As David Warlick said it (2009), “Technology has inspired a shift from a hunting-and gathering information economy to the domestication of the information landscape.” (p.13). Over recent years, social media tools have been becoming more prominent as being the main resource of information for the younger generation. More and more, we tend to gravitate towards the usage of online tools to help make the information overload more manageable. An amazing example of such social media tool would be Pocket. Pocket is a social bookmarking site which one can use to save articles for later, but not only… Pocket gives you the ability to recommend and see recommended pieces by peers. As outlined by Daniel Nations (2016), this simplifies completely the process of finding relevant information, we no longer have to go through thousands of pages, online or in the library, to find the one that would best suit our needs. Through tags and folders, social media tools like Pocket, Pinterest, Twitter, Tumblr and many more, give us a more tailored result for our search and make our lives easier by organizing the overload of information we come across daily. By simply giving us the option to like, tag, favourite or put onto a board/folder, social media is already giving us a platform for a more structured use and reuse of all the information we find interesting.

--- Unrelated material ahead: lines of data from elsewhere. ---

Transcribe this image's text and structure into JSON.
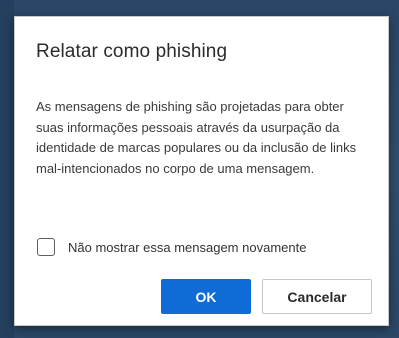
{
  "dialog": {
    "title": "Relatar como phishing",
    "message": "As mensagens de phishing são projetadas para obter suas informações pessoais através da usurpação da identidade de marcas populares ou da inclusão de links mal-intencionados no corpo de uma mensagem.",
    "checkbox": {
      "label": "Não mostrar essa mensagem novamente",
      "checked": false
    },
    "buttons": {
      "ok_label": "OK",
      "cancel_label": "Cancelar"
    }
  },
  "colors": {
    "backdrop": "#2f4d6e",
    "primary_button": "#0f6cd6"
  }
}
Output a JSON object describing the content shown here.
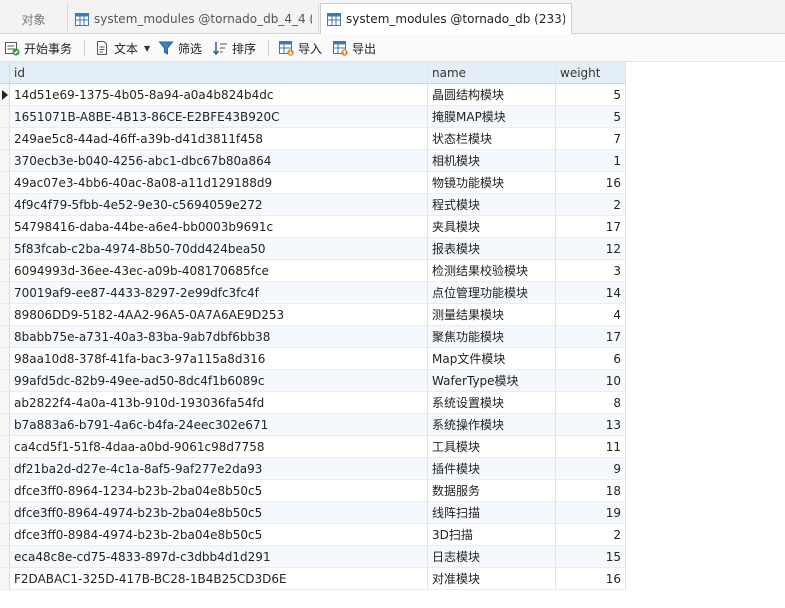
{
  "tabs": {
    "objects_label": "对象",
    "tab1_label": "system_modules @tornado_db_4_4 (...",
    "tab2_label": "system_modules @tornado_db (233)..."
  },
  "toolbar": {
    "begin_transaction": "开始事务",
    "text": "文本",
    "filter": "筛选",
    "sort": "排序",
    "import": "导入",
    "export": "导出"
  },
  "grid": {
    "columns": {
      "id": "id",
      "name": "name",
      "weight": "weight"
    },
    "rows": [
      {
        "id": "14d51e69-1375-4b05-8a94-a0a4b824b4dc",
        "name": "晶圆结构模块",
        "weight": "5"
      },
      {
        "id": "1651071B-A8BE-4B13-86CE-E2BFE43B920C",
        "name": "掩膜MAP模块",
        "weight": "5"
      },
      {
        "id": "249ae5c8-44ad-46ff-a39b-d41d3811f458",
        "name": "状态栏模块",
        "weight": "7"
      },
      {
        "id": "370ecb3e-b040-4256-abc1-dbc67b80a864",
        "name": "相机模块",
        "weight": "1"
      },
      {
        "id": "49ac07e3-4bb6-40ac-8a08-a11d129188d9",
        "name": "物镜功能模块",
        "weight": "16"
      },
      {
        "id": "4f9c4f79-5fbb-4e52-9e30-c5694059e272",
        "name": "程式模块",
        "weight": "2"
      },
      {
        "id": "54798416-daba-44be-a6e4-bb0003b9691c",
        "name": "夹具模块",
        "weight": "17"
      },
      {
        "id": "5f83fcab-c2ba-4974-8b50-70dd424bea50",
        "name": "报表模块",
        "weight": "12"
      },
      {
        "id": "6094993d-36ee-43ec-a09b-408170685fce",
        "name": "检测结果校验模块",
        "weight": "3"
      },
      {
        "id": "70019af9-ee87-4433-8297-2e99dfc3fc4f",
        "name": "点位管理功能模块",
        "weight": "14"
      },
      {
        "id": "89806DD9-5182-4AA2-96A5-0A7A6AE9D253",
        "name": "测量结果模块",
        "weight": "4"
      },
      {
        "id": "8babb75e-a731-40a3-83ba-9ab7dbf6bb38",
        "name": "聚焦功能模块",
        "weight": "17"
      },
      {
        "id": "98aa10d8-378f-41fa-bac3-97a115a8d316",
        "name": "Map文件模块",
        "weight": "6"
      },
      {
        "id": "99afd5dc-82b9-49ee-ad50-8dc4f1b6089c",
        "name": "WaferType模块",
        "weight": "10"
      },
      {
        "id": "ab2822f4-4a0a-413b-910d-193036fa54fd",
        "name": "系统设置模块",
        "weight": "8"
      },
      {
        "id": "b7a883a6-b791-4a6c-b4fa-24eec302e671",
        "name": "系统操作模块",
        "weight": "13"
      },
      {
        "id": "ca4cd5f1-51f8-4daa-a0bd-9061c98d7758",
        "name": "工具模块",
        "weight": "11"
      },
      {
        "id": "df21ba2d-d27e-4c1a-8af5-9af277e2da93",
        "name": "插件模块",
        "weight": "9"
      },
      {
        "id": "dfce3ff0-8964-1234-b23b-2ba04e8b50c5",
        "name": "数据服务",
        "weight": "18"
      },
      {
        "id": "dfce3ff0-8964-4974-b23b-2ba04e8b50c5",
        "name": "线阵扫描",
        "weight": "19"
      },
      {
        "id": "dfce3ff0-8984-4974-b23b-2ba04e8b50c5",
        "name": "3D扫描",
        "weight": "2"
      },
      {
        "id": "eca48c8e-cd75-4833-897d-c3dbb4d1d291",
        "name": "日志模块",
        "weight": "15"
      },
      {
        "id": "F2DABAC1-325D-417B-BC28-1B4B25CD3D6E",
        "name": "对准模块",
        "weight": "16"
      }
    ]
  },
  "colors": {
    "header_bg": "#e3eef8",
    "accent": "#2f6fb7"
  },
  "icons": [
    "table-icon",
    "transaction-icon",
    "text-icon",
    "filter-icon",
    "sort-icon",
    "import-icon",
    "export-icon",
    "row-pointer-icon"
  ]
}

  1. Nations, D. (2016, November 2). What Is Social Bookmarking and Why Do It?. Retrieved from
  1. Warlick, D. (2009). Grow your personal learning network: New technologies can keep you connected and help you manage information overload. Learning & Leading with Technology36(6), 12-16.

Reflection for Badge #1

It will be a loss not to use the variety of tools available to us in this present age in our learning. Blogs and wikis are just two examples of how technologies can be beneficial to students around the world. The use of those spaces helps promote a collaborative environment, and transforms the once, hard cooperation among people in different location, to a much easier – boundary-less experience. However, the easy to use wikis are not beneficial only because of the “collaborative authoring” (Fulton, C. & McGuinness, C., 2016) that they allow. Wikipedia for example, along with many bogs out there, is a space for knowledge sharing. A space largely available to anyone with an internet connection that can be accessed from all locations in the world and serve the purpose of education. The opportunity given by those two tools, to link all kinds of other sites within them, makes it more valuable to any student, researching a topic of choice. Unlike physical books, with wikis and blogs, just a click can lead you to the next page of information about a different topic. On top of that blogs and wikis can provide an overview of a subject matter that might be hard to comprehend otherwise.


  1. Fulton, C., & McGuinness, C. (2016). Digital detectives: Solving information dilemmas in an online world.: Elsevier.
  2. Williams, Jeremy B. & Jacobs, Joanne S. (2004) Exploring the use of blogs as learning spaces in the higher education sector. Australasian Journal of Educational Technology20(2), pp. 232-247.